RECORDS PROVIDED section start

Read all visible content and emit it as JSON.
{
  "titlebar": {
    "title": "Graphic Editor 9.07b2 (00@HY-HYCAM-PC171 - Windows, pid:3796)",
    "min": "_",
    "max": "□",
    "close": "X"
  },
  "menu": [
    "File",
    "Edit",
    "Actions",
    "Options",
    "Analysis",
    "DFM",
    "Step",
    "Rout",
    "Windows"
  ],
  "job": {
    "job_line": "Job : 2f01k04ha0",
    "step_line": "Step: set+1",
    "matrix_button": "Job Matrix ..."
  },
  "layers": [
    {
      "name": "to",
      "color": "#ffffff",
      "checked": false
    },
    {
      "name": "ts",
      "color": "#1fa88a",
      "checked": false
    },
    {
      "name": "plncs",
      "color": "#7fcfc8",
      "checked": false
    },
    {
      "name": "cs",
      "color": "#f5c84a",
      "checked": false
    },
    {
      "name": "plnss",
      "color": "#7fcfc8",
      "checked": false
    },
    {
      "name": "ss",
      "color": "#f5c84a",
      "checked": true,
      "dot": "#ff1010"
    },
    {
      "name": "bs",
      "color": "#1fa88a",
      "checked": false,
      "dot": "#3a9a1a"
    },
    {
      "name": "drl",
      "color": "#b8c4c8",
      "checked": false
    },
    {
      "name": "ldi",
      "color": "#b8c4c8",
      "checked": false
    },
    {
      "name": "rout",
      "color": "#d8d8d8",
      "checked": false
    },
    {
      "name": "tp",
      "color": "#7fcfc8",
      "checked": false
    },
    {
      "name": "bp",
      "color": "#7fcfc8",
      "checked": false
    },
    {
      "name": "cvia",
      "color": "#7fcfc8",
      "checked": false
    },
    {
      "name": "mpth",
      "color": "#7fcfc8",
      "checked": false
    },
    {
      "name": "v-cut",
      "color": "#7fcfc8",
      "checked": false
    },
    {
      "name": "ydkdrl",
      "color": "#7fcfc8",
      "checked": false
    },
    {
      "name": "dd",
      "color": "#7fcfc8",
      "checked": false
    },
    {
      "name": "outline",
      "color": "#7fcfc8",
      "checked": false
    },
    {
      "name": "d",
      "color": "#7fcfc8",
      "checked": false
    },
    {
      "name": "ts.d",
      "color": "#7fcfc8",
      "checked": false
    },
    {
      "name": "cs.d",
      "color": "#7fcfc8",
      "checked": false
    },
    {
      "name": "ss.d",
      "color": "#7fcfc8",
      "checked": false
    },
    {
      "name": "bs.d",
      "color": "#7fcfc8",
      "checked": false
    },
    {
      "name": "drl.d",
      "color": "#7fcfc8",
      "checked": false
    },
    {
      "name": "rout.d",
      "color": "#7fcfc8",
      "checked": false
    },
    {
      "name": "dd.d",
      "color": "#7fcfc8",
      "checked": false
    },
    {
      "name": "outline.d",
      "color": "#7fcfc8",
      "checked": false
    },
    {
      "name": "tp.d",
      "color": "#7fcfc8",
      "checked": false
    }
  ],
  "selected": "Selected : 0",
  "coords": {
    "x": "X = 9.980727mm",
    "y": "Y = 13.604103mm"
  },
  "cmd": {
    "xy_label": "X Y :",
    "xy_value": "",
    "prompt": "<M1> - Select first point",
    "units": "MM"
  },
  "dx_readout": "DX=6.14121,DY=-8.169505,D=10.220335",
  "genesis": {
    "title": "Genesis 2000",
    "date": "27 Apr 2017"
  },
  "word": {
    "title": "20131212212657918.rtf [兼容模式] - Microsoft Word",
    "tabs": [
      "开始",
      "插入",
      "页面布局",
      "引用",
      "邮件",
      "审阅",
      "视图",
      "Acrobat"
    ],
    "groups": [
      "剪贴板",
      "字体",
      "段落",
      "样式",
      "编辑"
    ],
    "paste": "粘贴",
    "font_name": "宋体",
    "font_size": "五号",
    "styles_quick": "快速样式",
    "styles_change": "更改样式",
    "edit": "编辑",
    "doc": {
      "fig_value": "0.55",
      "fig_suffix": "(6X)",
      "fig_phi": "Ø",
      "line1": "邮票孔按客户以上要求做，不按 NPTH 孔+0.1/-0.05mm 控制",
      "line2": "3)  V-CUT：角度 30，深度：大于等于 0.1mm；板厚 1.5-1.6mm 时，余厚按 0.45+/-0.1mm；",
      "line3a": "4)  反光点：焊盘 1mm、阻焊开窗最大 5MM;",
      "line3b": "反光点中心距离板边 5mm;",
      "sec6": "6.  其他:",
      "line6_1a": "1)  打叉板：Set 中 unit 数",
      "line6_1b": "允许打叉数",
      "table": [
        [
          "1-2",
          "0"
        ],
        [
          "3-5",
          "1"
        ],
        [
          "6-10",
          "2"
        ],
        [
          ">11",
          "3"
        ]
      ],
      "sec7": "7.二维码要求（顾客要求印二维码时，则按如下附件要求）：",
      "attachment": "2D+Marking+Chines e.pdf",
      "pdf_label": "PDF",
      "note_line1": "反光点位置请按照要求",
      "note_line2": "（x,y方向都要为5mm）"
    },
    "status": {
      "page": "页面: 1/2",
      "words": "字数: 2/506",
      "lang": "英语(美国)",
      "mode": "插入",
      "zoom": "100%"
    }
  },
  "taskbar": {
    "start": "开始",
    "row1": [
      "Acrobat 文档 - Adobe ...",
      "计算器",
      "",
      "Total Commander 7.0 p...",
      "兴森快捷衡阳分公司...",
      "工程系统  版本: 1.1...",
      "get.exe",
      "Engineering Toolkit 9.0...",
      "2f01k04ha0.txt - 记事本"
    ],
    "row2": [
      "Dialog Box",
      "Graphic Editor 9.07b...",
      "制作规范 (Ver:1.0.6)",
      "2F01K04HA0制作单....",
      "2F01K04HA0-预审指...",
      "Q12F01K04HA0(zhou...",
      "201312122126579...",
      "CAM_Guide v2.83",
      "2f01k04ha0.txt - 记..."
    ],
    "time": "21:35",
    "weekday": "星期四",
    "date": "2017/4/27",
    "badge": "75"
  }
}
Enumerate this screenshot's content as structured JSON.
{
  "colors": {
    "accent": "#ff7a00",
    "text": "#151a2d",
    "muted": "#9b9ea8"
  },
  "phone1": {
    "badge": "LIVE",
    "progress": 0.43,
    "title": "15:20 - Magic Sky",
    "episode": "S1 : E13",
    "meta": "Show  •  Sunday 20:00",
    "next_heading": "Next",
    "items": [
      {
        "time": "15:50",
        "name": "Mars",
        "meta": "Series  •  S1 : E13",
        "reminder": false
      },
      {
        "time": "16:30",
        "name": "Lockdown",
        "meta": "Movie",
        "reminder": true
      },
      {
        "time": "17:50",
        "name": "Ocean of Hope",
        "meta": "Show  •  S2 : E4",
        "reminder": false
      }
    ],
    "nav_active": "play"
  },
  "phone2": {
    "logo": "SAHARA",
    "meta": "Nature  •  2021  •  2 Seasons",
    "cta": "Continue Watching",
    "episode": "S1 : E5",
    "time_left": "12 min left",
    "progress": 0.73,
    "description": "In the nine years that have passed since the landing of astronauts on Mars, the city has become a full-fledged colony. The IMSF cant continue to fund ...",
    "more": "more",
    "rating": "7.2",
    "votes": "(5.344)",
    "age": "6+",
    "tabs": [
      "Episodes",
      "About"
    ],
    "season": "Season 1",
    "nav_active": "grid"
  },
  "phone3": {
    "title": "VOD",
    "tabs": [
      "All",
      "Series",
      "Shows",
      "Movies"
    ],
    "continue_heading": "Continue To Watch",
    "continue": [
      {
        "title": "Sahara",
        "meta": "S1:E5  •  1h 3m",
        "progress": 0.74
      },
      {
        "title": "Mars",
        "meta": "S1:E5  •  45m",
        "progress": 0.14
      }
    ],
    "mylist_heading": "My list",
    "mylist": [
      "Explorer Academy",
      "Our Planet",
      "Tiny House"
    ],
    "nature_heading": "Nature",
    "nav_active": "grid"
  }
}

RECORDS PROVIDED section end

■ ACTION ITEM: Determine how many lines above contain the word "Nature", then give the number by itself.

■ WRITTEN ANSWER: 2